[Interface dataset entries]
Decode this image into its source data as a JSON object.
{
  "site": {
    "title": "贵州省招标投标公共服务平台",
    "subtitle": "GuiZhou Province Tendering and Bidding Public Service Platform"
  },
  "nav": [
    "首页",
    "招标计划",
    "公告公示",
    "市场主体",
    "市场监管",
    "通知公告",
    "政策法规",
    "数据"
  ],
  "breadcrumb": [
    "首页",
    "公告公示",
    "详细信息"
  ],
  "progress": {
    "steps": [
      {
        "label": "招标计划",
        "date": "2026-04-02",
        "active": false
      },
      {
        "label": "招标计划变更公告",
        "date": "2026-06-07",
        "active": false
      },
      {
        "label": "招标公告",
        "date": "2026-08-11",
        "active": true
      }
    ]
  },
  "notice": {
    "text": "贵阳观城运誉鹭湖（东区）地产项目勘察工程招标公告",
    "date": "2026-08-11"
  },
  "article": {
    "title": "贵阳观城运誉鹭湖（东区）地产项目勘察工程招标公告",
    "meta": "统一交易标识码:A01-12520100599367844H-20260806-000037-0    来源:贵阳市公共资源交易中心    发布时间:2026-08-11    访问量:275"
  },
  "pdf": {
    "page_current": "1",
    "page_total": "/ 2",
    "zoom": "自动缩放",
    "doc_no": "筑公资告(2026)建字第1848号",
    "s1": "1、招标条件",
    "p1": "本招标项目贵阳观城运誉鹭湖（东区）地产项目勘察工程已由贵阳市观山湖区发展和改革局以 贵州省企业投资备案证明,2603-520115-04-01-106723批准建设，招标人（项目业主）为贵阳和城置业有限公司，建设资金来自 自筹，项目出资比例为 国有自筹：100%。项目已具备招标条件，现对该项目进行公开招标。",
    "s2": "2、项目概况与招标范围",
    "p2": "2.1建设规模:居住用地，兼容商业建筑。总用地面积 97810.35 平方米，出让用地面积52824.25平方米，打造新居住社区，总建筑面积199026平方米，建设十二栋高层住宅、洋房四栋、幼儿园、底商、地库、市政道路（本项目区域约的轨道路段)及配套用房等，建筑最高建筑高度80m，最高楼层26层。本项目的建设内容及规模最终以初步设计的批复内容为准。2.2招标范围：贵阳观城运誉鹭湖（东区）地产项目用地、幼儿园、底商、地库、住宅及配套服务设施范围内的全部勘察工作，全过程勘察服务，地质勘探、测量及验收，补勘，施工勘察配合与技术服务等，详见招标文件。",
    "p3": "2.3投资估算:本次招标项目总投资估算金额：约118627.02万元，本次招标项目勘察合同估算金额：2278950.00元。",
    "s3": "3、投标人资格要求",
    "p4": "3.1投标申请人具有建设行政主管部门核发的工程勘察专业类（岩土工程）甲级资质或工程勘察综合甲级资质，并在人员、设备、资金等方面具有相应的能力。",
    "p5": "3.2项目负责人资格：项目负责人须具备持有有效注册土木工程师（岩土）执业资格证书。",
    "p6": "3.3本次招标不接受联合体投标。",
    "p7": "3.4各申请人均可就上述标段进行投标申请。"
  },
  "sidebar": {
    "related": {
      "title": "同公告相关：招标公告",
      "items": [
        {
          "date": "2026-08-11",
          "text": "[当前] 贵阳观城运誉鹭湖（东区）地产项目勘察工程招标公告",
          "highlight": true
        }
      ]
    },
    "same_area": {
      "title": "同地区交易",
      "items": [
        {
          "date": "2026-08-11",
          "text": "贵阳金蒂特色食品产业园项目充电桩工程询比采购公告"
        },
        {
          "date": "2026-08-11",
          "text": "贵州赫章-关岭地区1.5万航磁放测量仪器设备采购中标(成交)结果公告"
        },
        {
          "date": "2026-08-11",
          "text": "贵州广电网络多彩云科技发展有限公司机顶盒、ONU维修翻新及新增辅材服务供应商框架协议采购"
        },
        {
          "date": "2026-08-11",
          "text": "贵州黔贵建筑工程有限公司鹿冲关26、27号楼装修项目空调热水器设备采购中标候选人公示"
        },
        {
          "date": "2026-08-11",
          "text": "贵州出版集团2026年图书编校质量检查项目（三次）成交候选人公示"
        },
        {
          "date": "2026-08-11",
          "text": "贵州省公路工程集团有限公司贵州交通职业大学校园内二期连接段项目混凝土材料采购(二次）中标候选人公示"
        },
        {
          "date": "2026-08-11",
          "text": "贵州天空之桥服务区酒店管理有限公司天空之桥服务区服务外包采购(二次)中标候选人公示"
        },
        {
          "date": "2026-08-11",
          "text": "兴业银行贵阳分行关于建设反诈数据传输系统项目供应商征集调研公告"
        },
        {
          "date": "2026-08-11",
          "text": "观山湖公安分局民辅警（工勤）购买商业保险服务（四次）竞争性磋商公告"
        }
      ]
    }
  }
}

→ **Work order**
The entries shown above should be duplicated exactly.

→ **Result of the exercise**
Decode this image into its source data as a JSON object.
{
  "site": {
    "title": "贵州省招标投标公共服务平台",
    "subtitle": "GuiZhou Province Tendering and Bidding Public Service Platform"
  },
  "nav": [
    "首页",
    "招标计划",
    "公告公示",
    "市场主体",
    "市场监管",
    "通知公告",
    "政策法规",
    "数据"
  ],
  "breadcrumb": [
    "首页",
    "公告公示",
    "详细信息"
  ],
  "progress": {
    "steps": [
      {
        "label": "招标计划",
        "date": "2026-04-02",
        "active": false
      },
      {
        "label": "招标计划变更公告",
        "date": "2026-06-07",
        "active": false
      },
      {
        "label": "招标公告",
        "date": "2026-08-11",
        "active": true
      }
    ]
  },
  "notice": {
    "text": "贵阳观城运誉鹭湖（东区）地产项目勘察工程招标公告",
    "date": "2026-08-11"
  },
  "article": {
    "title": "贵阳观城运誉鹭湖（东区）地产项目勘察工程招标公告",
    "meta": "统一交易标识码:A01-12520100599367844H-20260806-000037-0    来源:贵阳市公共资源交易中心    发布时间:2026-08-11    访问量:275"
  },
  "pdf": {
    "page_current": "1",
    "page_total": "/ 2",
    "zoom": "自动缩放",
    "doc_no": "筑公资告(2026)建字第1848号",
    "s1": "1、招标条件",
    "p1": "本招标项目贵阳观城运誉鹭湖（东区）地产项目勘察工程已由贵阳市观山湖区发展和改革局以 贵州省企业投资备案证明,2603-520115-04-01-106723批准建设，招标人（项目业主）为贵阳和城置业有限公司，建设资金来自 自筹，项目出资比例为 国有自筹：100%。项目已具备招标条件，现对该项目进行公开招标。",
    "s2": "2、项目概况与招标范围",
    "p2": "2.1建设规模:居住用地，兼容商业建筑。总用地面积 97810.35 平方米，出让用地面积52824.25平方米，打造新居住社区，总建筑面积199026平方米，建设十二栋高层住宅、洋房四栋、幼儿园、底商、地库、市政道路（本项目区域约的轨道路段)及配套用房等，建筑最高建筑高度80m，最高楼层26层。本项目的建设内容及规模最终以初步设计的批复内容为准。2.2招标范围：贵阳观城运誉鹭湖（东区）地产项目用地、幼儿园、底商、地库、住宅及配套服务设施范围内的全部勘察工作，全过程勘察服务，地质勘探、测量及验收，补勘，施工勘察配合与技术服务等，详见招标文件。",
    "p3": "2.3投资估算:本次招标项目总投资估算金额：约118627.02万元，本次招标项目勘察合同估算金额：2278950.00元。",
    "s3": "3、投标人资格要求",
    "p4": "3.1投标申请人具有建设行政主管部门核发的工程勘察专业类（岩土工程）甲级资质或工程勘察综合甲级资质，并在人员、设备、资金等方面具有相应的能力。",
    "p5": "3.2项目负责人资格：项目负责人须具备持有有效注册土木工程师（岩土）执业资格证书。",
    "p6": "3.3本次招标不接受联合体投标。",
    "p7": "3.4各申请人均可就上述标段进行投标申请。"
  },
  "sidebar": {
    "related": {
      "title": "同公告相关：招标公告",
      "items": [
        {
          "date": "2026-08-11",
          "text": "[当前] 贵阳观城运誉鹭湖（东区）地产项目勘察工程招标公告",
          "highlight": true
        }
      ]
    },
    "same_area": {
      "title": "同地区交易",
      "items": [
        {
          "date": "2026-08-11",
          "text": "贵阳金蒂特色食品产业园项目充电桩工程询比采购公告"
        },
        {
          "date": "2026-08-11",
          "text": "贵州赫章-关岭地区1.5万航磁放测量仪器设备采购中标(成交)结果公告"
        },
        {
          "date": "2026-08-11",
          "text": "贵州广电网络多彩云科技发展有限公司机顶盒、ONU维修翻新及新增辅材服务供应商框架协议采购"
        },
        {
          "date": "2026-08-11",
          "text": "贵州黔贵建筑工程有限公司鹿冲关26、27号楼装修项目空调热水器设备采购中标候选人公示"
        },
        {
          "date": "2026-08-11",
          "text": "贵州出版集团2026年图书编校质量检查项目（三次）成交候选人公示"
        },
        {
          "date": "2026-08-11",
          "text": "贵州省公路工程集团有限公司贵州交通职业大学校园内二期连接段项目混凝土材料采购(二次）中标候选人公示"
        },
        {
          "date": "2026-08-11",
          "text": "贵州天空之桥服务区酒店管理有限公司天空之桥服务区服务外包采购(二次)中标候选人公示"
        },
        {
          "date": "2026-08-11",
          "text": "兴业银行贵阳分行关于建设反诈数据传输系统项目供应商征集调研公告"
        },
        {
          "date": "2026-08-11",
          "text": "观山湖公安分局民辅警（工勤）购买商业保险服务（四次）竞争性磋商公告"
        }
      ]
    }
  }
}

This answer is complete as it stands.